Instructor: Now, we're using this toggle component in a little app. This app has some navigation. It also has this article here. It has our switch component with enable emoji. If I click on that, then a whole bunch of our stuff turns into emoji, which is pretty cool.
How does this work? The way that we do is, in the root level of our app, we'll have the toggle component. Then, we take the toggle utilities and state that we have from here. We render the rest of our app, passing along this toggle.
While this is cool, the actual implementation is not. You're going to see a lot of toggle equals toggle all over the place. It's not very fun. In anywhere that needs to use the toggle, it's going to have to accept that as props.
Finally, we do have the nav switch which accepts the toggle. It is able to get the toggler props which will add the on click handler and everything that we need to actually interact with the state.
We're referencing this toggle all over our app. We have to drill our props all over the place just to get the state to the place it needs to be to accomplish this cool emoji effect. This prop drilling isn't really a huge problem in a small application like this, but it quickly becomes unwieldy. We're going to solve this problem by using a new component that we'll create called a provider.

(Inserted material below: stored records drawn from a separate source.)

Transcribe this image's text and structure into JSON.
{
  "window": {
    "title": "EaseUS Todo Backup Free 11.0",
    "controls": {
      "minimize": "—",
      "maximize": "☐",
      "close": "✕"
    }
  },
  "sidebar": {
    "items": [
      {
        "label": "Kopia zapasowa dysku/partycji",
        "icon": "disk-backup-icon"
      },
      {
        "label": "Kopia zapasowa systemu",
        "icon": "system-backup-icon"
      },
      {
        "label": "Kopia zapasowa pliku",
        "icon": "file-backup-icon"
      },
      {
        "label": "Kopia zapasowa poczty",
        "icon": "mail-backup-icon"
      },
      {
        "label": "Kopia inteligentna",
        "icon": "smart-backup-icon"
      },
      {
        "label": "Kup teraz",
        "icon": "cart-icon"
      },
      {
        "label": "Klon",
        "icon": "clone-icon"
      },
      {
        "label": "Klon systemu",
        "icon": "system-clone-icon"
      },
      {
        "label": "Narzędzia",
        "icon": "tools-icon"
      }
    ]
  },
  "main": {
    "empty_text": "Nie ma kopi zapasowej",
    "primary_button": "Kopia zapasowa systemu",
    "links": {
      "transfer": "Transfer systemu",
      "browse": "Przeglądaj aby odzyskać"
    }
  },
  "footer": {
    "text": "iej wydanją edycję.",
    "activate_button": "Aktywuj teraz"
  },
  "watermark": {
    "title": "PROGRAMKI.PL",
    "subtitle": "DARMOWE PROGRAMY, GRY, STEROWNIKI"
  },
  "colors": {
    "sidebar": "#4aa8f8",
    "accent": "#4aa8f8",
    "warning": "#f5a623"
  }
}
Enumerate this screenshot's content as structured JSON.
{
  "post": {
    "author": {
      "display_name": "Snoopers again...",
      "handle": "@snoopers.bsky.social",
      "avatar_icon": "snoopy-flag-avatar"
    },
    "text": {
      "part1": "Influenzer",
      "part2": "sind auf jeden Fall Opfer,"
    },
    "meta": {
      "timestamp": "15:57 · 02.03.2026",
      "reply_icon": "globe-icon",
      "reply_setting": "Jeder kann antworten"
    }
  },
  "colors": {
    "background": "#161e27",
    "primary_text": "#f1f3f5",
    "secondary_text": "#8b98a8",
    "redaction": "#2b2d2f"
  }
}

We'll create a new component called toggle provider. This toggle provider is going to take the children it's given. It's going to just simply render those. Then, it'll take the remaining props from this.props. We're going to return our own usage of the toggle component. We'll spread the remaining props over that and specify a render prop. This will accept the toggle state and utilities.
It will render another component that will be responsible for setting up the context for this toggle state. We'll put that on the toggle provider and call it renderer. We'll pass along the toggle state, and helpers and the children.
Let's go ahead and define a static renderer that is a class that extends react.component. This will have a render function that's pretty simple. It just returns this.props.children, because its job is simply to establish the context. We'll say static child context types equals an object that has toggle provider.context name, which we'll declare as a static member here.
Context name, we'll just call it toggle something that's pretty unique, hopefully nobody will clash with that. We'll assign this to prop types.object.is required. We'll define get child context will return an object with toggle provider.context name this.props.toggle. Great.
Now, we have this component called toggle provider that's able to take a toggle, put the toggle object in context, and now we need to create a component to get that toggle object out of the context. This one will be pretty simple.
It'll just be a function called connected toggle. That'll take props and context. It'll return props.render. This will be a render prop. We'll get out of context toggle provider.context name. To tell React that we want the toggle provider context, we'll say connected toggle.context types equals this object with toggle provider.context name and prop types.object.is required.
Now, I'm going to take this toggle provider component and wrap my entire app inside the toggle provider. We'll need to do a little bit of refactoring. Instead of a toggle here, the toggle provider is going to rendering our toggle. We'll get rid of that and that. We no longer need to pass along the toggle here. We only need to go to the places that are using the toggle.
If we go to the post, we see that nobody's actually using the toggle. We're just forwarding it along. We'll get rid of this and that. Here in the article, we are using toggle. Rather than getting toggle from props, we're going to get it from our connected toggle component, which accepts a render prop. That's going to get us our toggle. Then, we can put this inside of here. That'll do it for us.
Now, I saved it. It blanked out my screen. That's because things are all messed up now. I'm going to have to do a little bit more refactoring. Let's continue on here.
We'll take this out. We'll use our connected toggle, and our article is done. Now, let's look at the title. We're not going to get toggle from props anymore. We do need it right here. We can do connected toggle. Cool. Then the subtitle. We can get rid of toggle here. We'll return connected toggle. Header is not using the toggle at all. We can get rid of that and get rid of these. No more prop drilling for us.
Now, switch is using the toggle. We'll get rid of the prop. We'll say connected toggle and returns what it had before. The switch will also need to get the connected toggle. Finally, our nav, it won't get toggle from the props anymore. We'll wrap all of this in connected toggle with render.
It looks like I missed this. We don't need to forward on the toggle to subtitle anymore. Great. With that refactor, everything is working just fine. We no longer need to drill props all over the app. We can just reach into context with this connected toggle component to get and manipulate the state of the toggle.
We made this work by using this toggle provider. This is called the provider pattern. It works by leveraging the context API with child context types and get child context as part of the provider, and a component that allows you to access the context throughout the rest of your application.
To do this, we just created a new component called toggle provider. We didn't have to change the toggle component implementation at all. We just leveraged the render prop. When our render prop is rendered, we use a toggle provider renderer that forwards along the toggle and children as a prop.
We have this static class defined as part of our toggle provider called renderer which establishes the child context types, renders the children, and provides the child context. We create this small component called connected toggle which allows us to reach into context and get the toggle context.